What is needed: Each record that follows goes into your reply unchanged; the pictures do not.

Records for this task:

#####

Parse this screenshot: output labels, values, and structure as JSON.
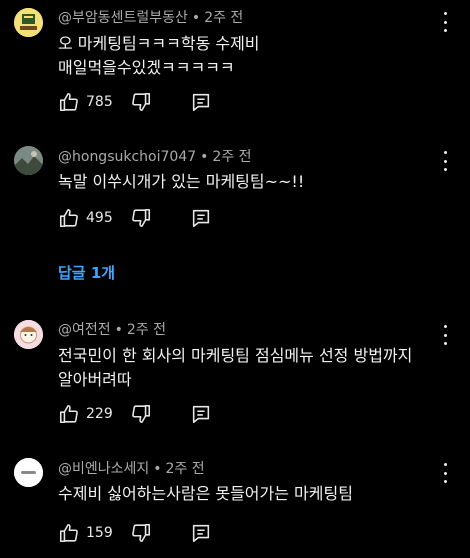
{
  "comments": [
    {
      "author": "@부암동센트럴부동산",
      "time": "2주 전",
      "text": "오 마케팅팀ㅋㅋㅋ학동 수제비 매일먹을수있겠ㅋㅋㅋㅋㅋ",
      "likes": "785"
    },
    {
      "author": "@hongsukchoi7047",
      "time": "2주 전",
      "text": "녹말 이쑤시개가 있는 마케팅팀~~!!",
      "likes": "495"
    },
    {
      "author": "@여전전",
      "time": "2주 전",
      "text": "전국민이 한 회사의 마케팅팀 점심메뉴 선정 방법까지 알아버려따",
      "likes": "229"
    },
    {
      "author": "@비엔나소세지",
      "time": "2주 전",
      "text": "수제비 싫어하는사람은 못들어가는 마케팅팀",
      "likes": "159"
    }
  ],
  "replies_label": "답글 1개",
  "colors": {
    "background": "#000000",
    "meta": "#aaaaaa",
    "link": "#3ea6ff"
  },
  "icons": [
    "thumb-up-icon",
    "thumb-down-icon",
    "reply-icon",
    "more-vertical-icon"
  ]
}
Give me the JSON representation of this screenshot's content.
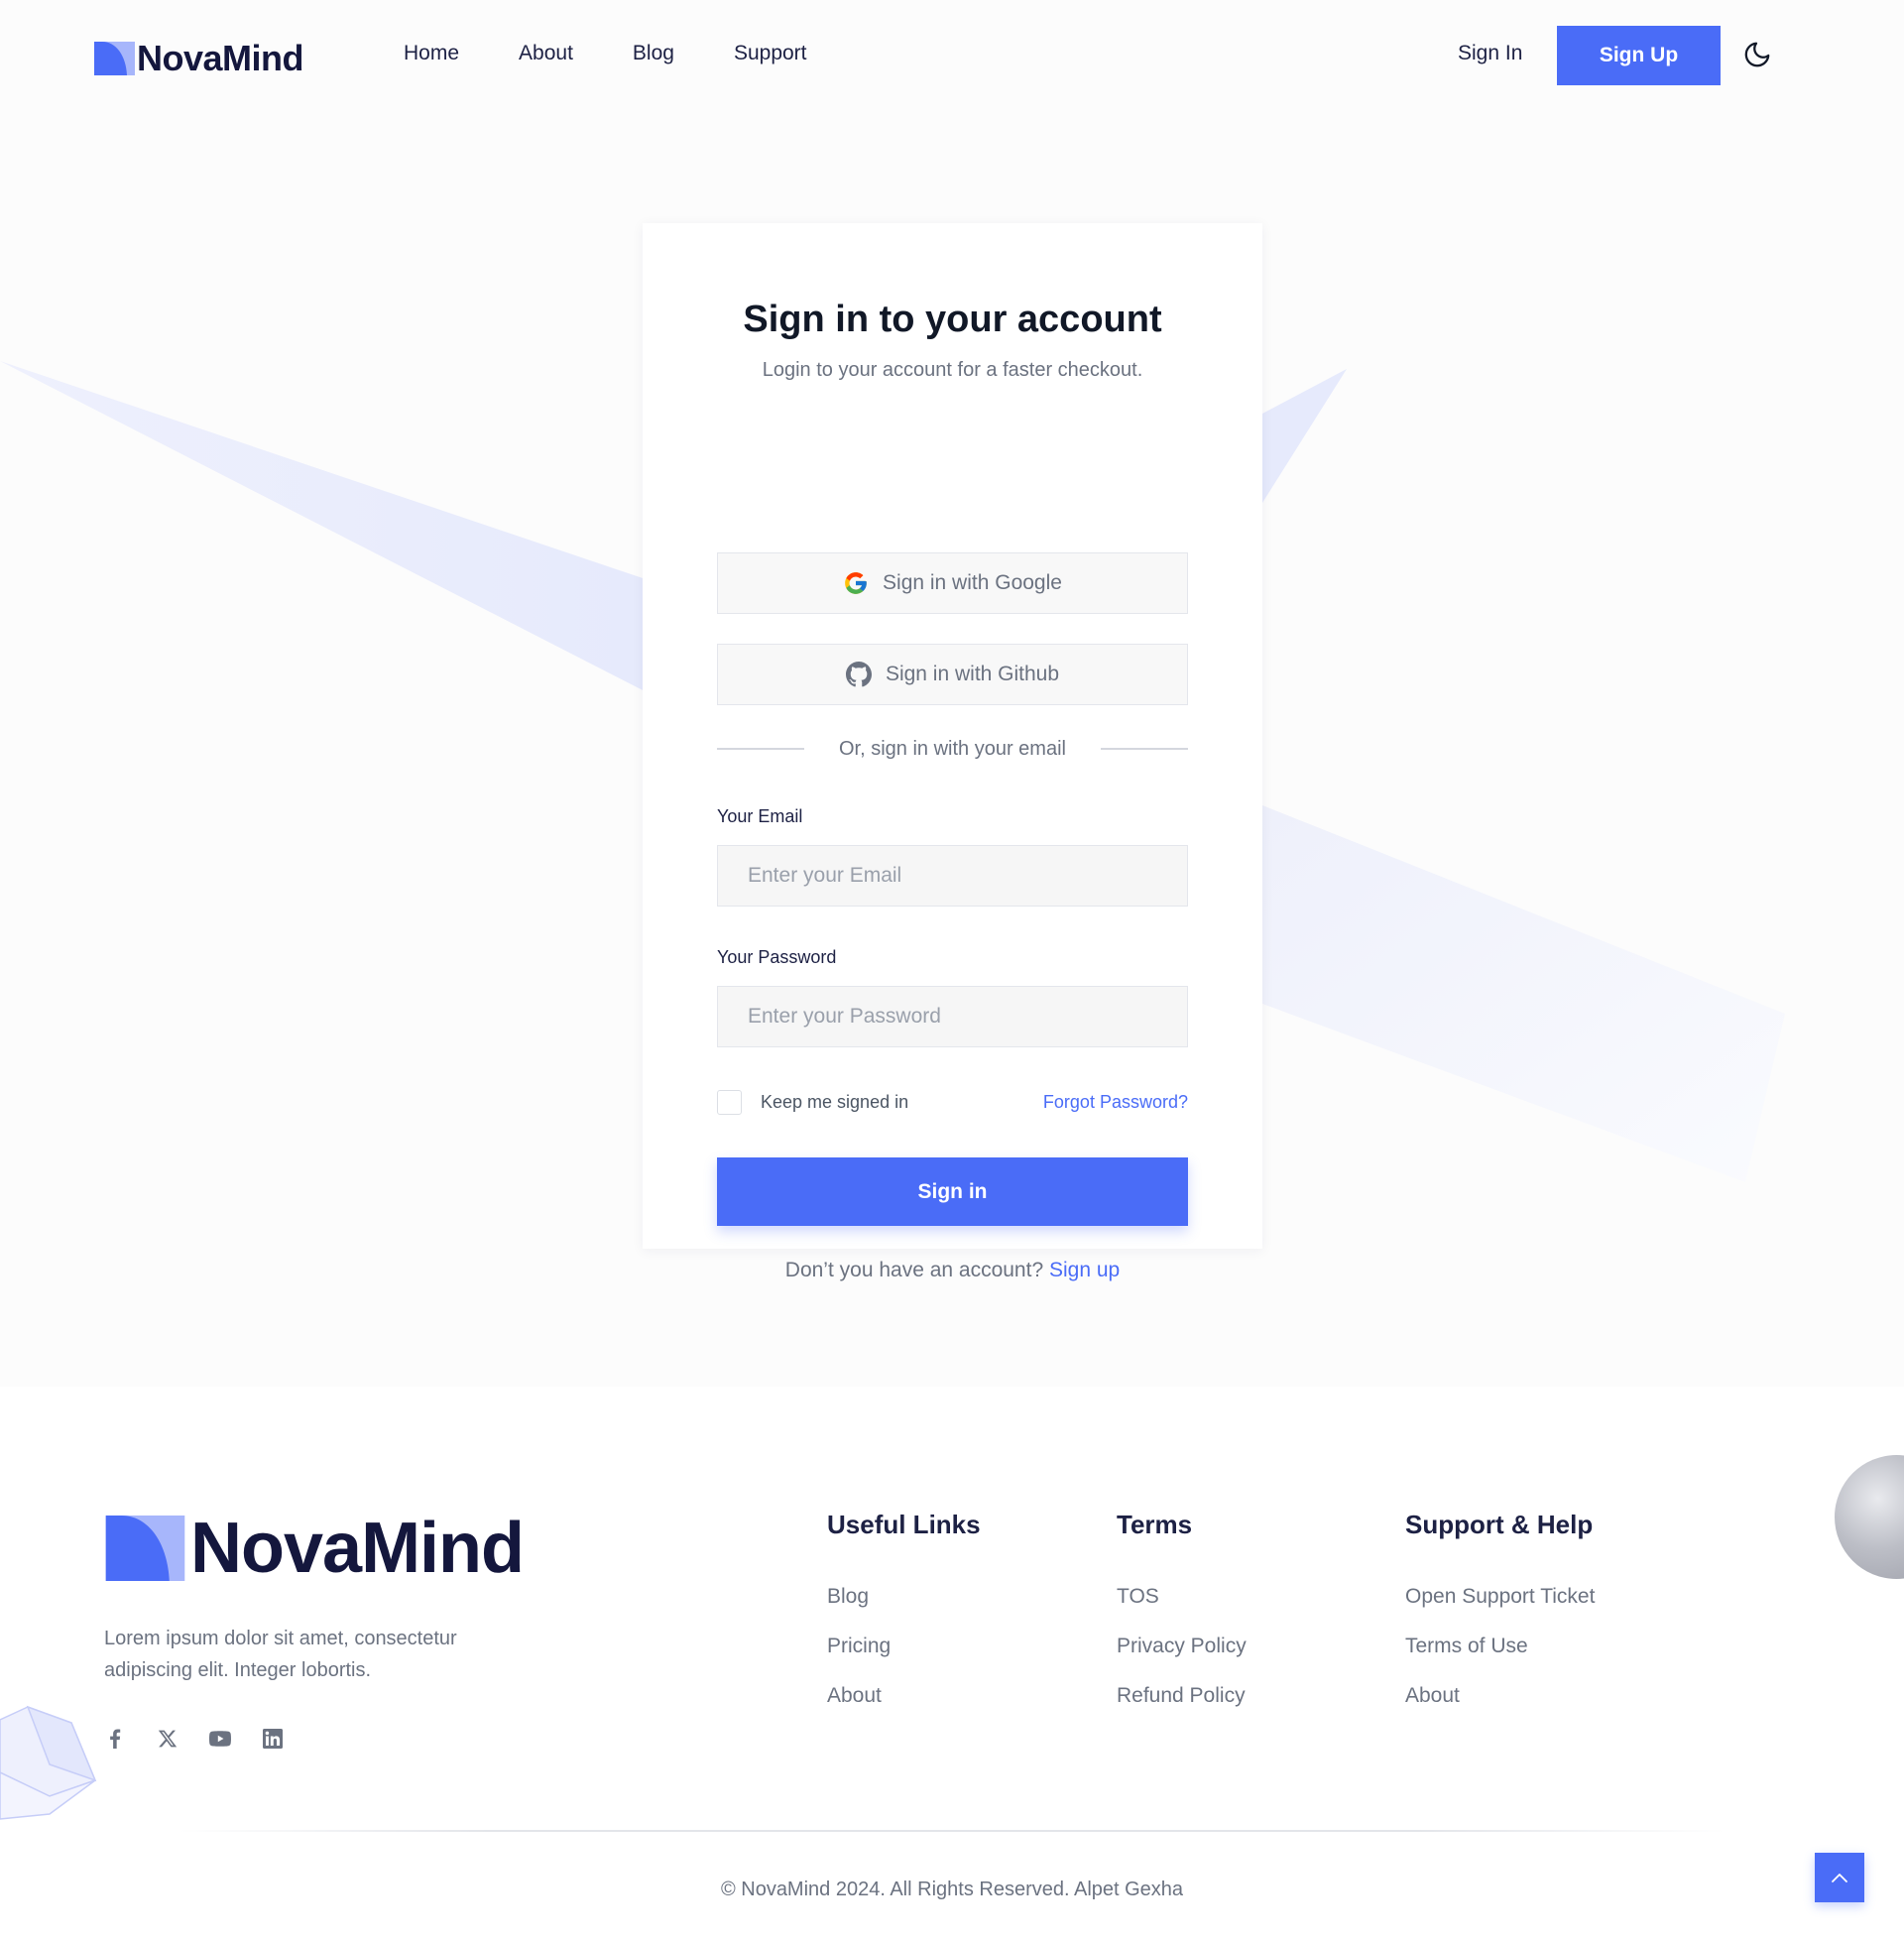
{
  "brand": {
    "name": "NovaMind",
    "primary_color": "#4a6cf7",
    "dark_color": "#14173d",
    "logo_icon": "novamind-logo-mark"
  },
  "header": {
    "nav": {
      "home": "Home",
      "about": "About",
      "blog": "Blog",
      "support": "Support"
    },
    "sign_in": "Sign In",
    "sign_up": "Sign Up",
    "theme_icon": "moon-icon"
  },
  "form": {
    "title": "Sign in to your account",
    "subtitle": "Login to your account for a faster checkout.",
    "google_button": "Sign in with Google",
    "github_button": "Sign in with Github",
    "divider_text": "Or, sign in with your email",
    "email_label": "Your Email",
    "email_placeholder": "Enter your Email",
    "email_value": "",
    "password_label": "Your Password",
    "password_placeholder": "Enter your Password",
    "password_value": "",
    "remember_label": "Keep me signed in",
    "remember_checked": false,
    "forgot_link": "Forgot Password?",
    "submit_label": "Sign in",
    "no_account_text": "Don’t you have an account?",
    "signup_link": "Sign up"
  },
  "footer": {
    "description": "Lorem ipsum dolor sit amet, consectetur adipiscing elit. Integer lobortis.",
    "socials": [
      "facebook-icon",
      "x-icon",
      "youtube-icon",
      "linkedin-icon"
    ],
    "useful_links": {
      "heading": "Useful Links",
      "items": [
        "Blog",
        "Pricing",
        "About"
      ]
    },
    "terms": {
      "heading": "Terms",
      "items": [
        "TOS",
        "Privacy Policy",
        "Refund Policy"
      ]
    },
    "support": {
      "heading": "Support & Help",
      "items": [
        "Open Support Ticket",
        "Terms of Use",
        "About"
      ]
    },
    "copyright": "© NovaMind 2024. All Rights Reserved. Alpet Gexha"
  }
}
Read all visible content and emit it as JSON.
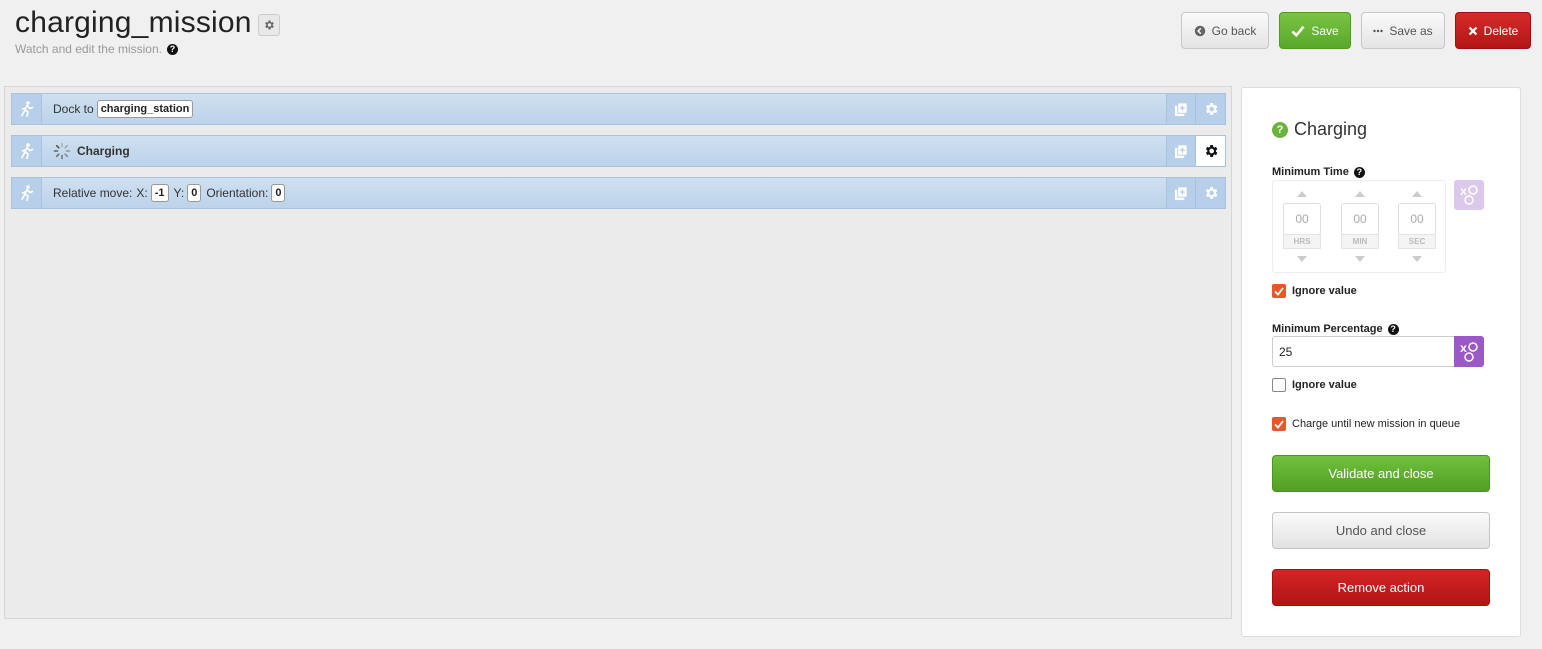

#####

Result for this exercise:
Parse this screenshot: output labels, values, and structure as JSON.
{
  "comments": [
    {
      "author": "@부암동센트럴부동산",
      "time": "2주 전",
      "text": "오 마케팅팀ㅋㅋㅋ학동 수제비 매일먹을수있겠ㅋㅋㅋㅋㅋ",
      "likes": "785"
    },
    {
      "author": "@hongsukchoi7047",
      "time": "2주 전",
      "text": "녹말 이쑤시개가 있는 마케팅팀~~!!",
      "likes": "495"
    },
    {
      "author": "@여전전",
      "time": "2주 전",
      "text": "전국민이 한 회사의 마케팅팀 점심메뉴 선정 방법까지 알아버려따",
      "likes": "229"
    },
    {
      "author": "@비엔나소세지",
      "time": "2주 전",
      "text": "수제비 싫어하는사람은 못들어가는 마케팅팀",
      "likes": "159"
    }
  ],
  "replies_label": "답글 1개",
  "colors": {
    "background": "#000000",
    "meta": "#aaaaaa",
    "link": "#3ea6ff"
  },
  "icons": [
    "thumb-up-icon",
    "thumb-down-icon",
    "reply-icon",
    "more-vertical-icon"
  ]
}
Give me the JSON representation of this screenshot's content.
{
  "brand": {
    "name": "NovaMind",
    "primary_color": "#4a6cf7",
    "dark_color": "#14173d",
    "logo_icon": "novamind-logo-mark"
  },
  "header": {
    "nav": {
      "home": "Home",
      "about": "About",
      "blog": "Blog",
      "support": "Support"
    },
    "sign_in": "Sign In",
    "sign_up": "Sign Up",
    "theme_icon": "moon-icon"
  },
  "form": {
    "title": "Sign in to your account",
    "subtitle": "Login to your account for a faster checkout.",
    "google_button": "Sign in with Google",
    "github_button": "Sign in with Github",
    "divider_text": "Or, sign in with your email",
    "email_label": "Your Email",
    "email_placeholder": "Enter your Email",
    "email_value": "",
    "password_label": "Your Password",
    "password_placeholder": "Enter your Password",
    "password_value": "",
    "remember_label": "Keep me signed in",
    "remember_checked": false,
    "forgot_link": "Forgot Password?",
    "submit_label": "Sign in",
    "no_account_text": "Don’t you have an account?",
    "signup_link": "Sign up"
  },
  "footer": {
    "description": "Lorem ipsum dolor sit amet, consectetur adipiscing elit. Integer lobortis.",
    "socials": [
      "facebook-icon",
      "x-icon",
      "youtube-icon",
      "linkedin-icon"
    ],
    "useful_links": {
      "heading": "Useful Links",
      "items": [
        "Blog",
        "Pricing",
        "About"
      ]
    },
    "terms": {
      "heading": "Terms",
      "items": [
        "TOS",
        "Privacy Policy",
        "Refund Policy"
      ]
    },
    "support": {
      "heading": "Support & Help",
      "items": [
        "Open Support Ticket",
        "Terms of Use",
        "About"
      ]
    },
    "copyright": "© NovaMind 2024. All Rights Reserved. Alpet Gexha"
  }
}
Read all visible content and emit it as JSON.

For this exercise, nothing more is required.